Viking adventurers established a settlement on an island in the River Shannon in the 9th century. They fought with the native Irish for control of the site until Brian Ború's forces drove them out in 968 and established Limerick as the royal seat of the O'Brien kings. Brian Ború finally destroyed Viking power and presence in Ireland at the Battle of Clontarf in 1014. By the late 12th century, invading Normans had supplanted the Irish as the town's rulers. Throughout the Middle Ages the two groups remained divided.
From 1690 to 1691 Limerick acquired heroic status in the saga of Ireland's struggle against occupation by the English. After their defeat in the Battle of the Boyne in 1690, Jacobite forces withdrew west behind the famously strong walls of Limerick town until the Treaty of Limerick guaranteed religious freedom for Catholics. The English later reneged and enforced fierce anti-Catholic legislation, an act of betrayal that came to symbolise the injustice of British rule, while Limerick gained the nickname 'Treaty City'.
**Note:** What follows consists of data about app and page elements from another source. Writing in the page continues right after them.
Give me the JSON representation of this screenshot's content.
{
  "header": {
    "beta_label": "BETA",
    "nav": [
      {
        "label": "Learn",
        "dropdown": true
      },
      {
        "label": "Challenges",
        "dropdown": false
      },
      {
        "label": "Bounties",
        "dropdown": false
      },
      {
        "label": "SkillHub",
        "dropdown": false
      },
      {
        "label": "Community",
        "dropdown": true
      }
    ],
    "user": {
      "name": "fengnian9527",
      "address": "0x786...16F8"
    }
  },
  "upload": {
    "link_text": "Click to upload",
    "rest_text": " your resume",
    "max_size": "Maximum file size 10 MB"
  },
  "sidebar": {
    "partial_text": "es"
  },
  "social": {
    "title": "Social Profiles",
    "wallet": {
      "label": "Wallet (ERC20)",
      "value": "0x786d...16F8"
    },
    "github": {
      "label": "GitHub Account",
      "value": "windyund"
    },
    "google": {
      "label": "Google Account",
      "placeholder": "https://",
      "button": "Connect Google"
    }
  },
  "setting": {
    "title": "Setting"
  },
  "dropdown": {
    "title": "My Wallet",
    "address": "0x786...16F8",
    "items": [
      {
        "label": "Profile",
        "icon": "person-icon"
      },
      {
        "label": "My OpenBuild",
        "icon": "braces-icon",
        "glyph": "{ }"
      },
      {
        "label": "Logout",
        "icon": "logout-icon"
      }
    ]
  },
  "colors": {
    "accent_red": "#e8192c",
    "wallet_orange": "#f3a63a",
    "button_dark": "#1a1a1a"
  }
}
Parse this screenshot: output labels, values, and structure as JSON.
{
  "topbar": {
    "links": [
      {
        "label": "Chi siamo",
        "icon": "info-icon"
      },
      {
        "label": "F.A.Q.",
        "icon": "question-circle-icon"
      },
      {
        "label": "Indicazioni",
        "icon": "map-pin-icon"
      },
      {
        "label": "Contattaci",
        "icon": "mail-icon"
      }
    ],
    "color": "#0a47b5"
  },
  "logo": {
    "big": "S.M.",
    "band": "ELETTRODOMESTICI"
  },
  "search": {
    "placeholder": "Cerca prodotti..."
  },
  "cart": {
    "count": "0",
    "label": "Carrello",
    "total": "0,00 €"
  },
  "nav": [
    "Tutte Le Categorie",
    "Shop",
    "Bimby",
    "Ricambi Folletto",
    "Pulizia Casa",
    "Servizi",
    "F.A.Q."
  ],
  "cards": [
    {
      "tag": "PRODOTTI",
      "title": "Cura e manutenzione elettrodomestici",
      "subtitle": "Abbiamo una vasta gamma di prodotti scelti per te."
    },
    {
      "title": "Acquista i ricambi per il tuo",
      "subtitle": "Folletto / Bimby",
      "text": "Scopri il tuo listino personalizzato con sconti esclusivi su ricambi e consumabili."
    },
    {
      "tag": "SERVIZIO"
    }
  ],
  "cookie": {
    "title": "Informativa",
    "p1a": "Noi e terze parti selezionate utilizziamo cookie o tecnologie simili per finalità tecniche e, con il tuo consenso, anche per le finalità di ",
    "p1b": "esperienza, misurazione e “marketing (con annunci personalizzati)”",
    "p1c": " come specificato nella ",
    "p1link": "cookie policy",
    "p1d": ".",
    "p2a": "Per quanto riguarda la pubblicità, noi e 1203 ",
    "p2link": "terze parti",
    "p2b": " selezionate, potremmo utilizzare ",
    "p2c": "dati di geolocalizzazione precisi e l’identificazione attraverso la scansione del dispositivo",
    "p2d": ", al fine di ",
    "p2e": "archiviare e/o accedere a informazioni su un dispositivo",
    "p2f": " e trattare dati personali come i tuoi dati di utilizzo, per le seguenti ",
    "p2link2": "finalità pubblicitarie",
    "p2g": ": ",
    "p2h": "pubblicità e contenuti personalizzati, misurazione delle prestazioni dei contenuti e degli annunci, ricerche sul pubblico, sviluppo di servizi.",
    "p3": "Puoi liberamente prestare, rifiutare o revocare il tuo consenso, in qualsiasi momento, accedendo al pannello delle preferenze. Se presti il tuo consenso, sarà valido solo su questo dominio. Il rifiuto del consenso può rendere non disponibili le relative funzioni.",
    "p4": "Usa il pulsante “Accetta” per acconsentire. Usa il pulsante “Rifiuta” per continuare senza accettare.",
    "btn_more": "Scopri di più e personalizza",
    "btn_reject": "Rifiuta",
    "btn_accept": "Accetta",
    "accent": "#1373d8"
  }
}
During the 18th century the old walls of Limerick were demolished and a well-planned and prosperous Georgian town developed. Such prosperity had waned by the early 20th century, however, as traditional industries fell on hard times. Several high-profile nationalists hailed from here, including Éamon de Valera.